This could not be denied. Things did change, and the thing that seemed to have changed the most was Julia herself. When I think back now, it is hard for me to decide exactly whom to picture when I say the name "Julia." There were three Julias--all different. There was the Julia who arrived with my parents that first day, hesitant and frightened, the haunted, tight-faced girl who stood uncertainly in the doorway in the shadow of my father, and held out her hand to me and said, "Hello." Then there was the later Julia, relaxed and self-confident, the quaint touch of the hills gone from her speech. This was the Julia who plucked her eyebrows so that they no longer hung like bushes over her huge eyes and used my lip gloss to widen her mouth and make her thin lips fuller and warmer. This Julia laughed and chattered and used Albuquerque slang and went with Carolyn to the hair dressers' and had her thick mane cut and styled into a long shag.
"She's copied Carolyn," I remarked to Peter, who immediately bristled as though he had been personally insulted.
"You're jealous," he said. "You've turned into a real cat since Mike threw you over."

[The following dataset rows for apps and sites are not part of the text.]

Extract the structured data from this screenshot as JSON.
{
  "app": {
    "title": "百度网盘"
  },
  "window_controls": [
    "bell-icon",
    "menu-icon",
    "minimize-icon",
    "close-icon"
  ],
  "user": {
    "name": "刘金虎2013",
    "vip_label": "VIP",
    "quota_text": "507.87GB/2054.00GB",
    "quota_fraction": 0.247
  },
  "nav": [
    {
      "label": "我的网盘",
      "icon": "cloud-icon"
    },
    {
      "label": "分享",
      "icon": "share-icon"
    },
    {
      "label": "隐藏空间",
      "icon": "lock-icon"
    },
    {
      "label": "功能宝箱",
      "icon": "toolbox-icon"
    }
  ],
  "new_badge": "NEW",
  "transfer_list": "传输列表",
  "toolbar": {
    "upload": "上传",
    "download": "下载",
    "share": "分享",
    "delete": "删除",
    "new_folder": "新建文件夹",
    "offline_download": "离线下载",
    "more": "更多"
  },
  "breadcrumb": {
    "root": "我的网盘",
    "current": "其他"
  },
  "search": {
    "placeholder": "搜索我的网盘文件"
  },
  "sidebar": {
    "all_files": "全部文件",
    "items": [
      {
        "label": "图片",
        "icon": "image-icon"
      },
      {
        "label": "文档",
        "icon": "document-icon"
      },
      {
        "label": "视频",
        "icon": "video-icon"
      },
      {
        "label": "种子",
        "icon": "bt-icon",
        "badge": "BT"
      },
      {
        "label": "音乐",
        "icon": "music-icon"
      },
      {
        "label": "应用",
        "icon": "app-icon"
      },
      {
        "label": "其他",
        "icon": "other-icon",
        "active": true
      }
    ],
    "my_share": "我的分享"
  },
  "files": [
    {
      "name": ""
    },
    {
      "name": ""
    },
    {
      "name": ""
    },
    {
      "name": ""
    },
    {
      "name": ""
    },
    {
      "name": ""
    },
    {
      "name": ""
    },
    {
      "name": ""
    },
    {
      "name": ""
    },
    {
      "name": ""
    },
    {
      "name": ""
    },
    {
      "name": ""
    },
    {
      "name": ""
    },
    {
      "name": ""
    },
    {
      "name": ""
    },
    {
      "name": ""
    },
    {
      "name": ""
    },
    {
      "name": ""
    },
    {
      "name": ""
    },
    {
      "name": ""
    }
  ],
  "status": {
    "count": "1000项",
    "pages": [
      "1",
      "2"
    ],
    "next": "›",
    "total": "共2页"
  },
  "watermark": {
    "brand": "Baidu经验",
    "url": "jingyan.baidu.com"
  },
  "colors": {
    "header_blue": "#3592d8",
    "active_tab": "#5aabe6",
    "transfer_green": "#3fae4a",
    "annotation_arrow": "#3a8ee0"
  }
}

"Threw me overl" True though they were, the words cut me to the core. I could not believe that my brother had said them. "What about you? Do you feel thrown over?"
"I never went with Julia."
"But you would have if you could," I said cruelly. "You fell for her like a ton of bricks, and you know it. And you're not over it either."
"So?" Peter said. "That's why I understand how Mike feels about her. No guy in his right mind could help falling for a girl like Julia, and she's got a right to choose anybody she wants. It burns me up to hear you run her down just because she has something that you haven't."
"What is it she has?" I asked, really wanting to know. "What are the qualities that have you and Mike so enchanted?"
"I can't explain it," Peter said."It's just--something. A kind of feeling. A sort of--magic." And he blushed, embarrassed at having used a word that sounded so romantic."She's just--special somehow."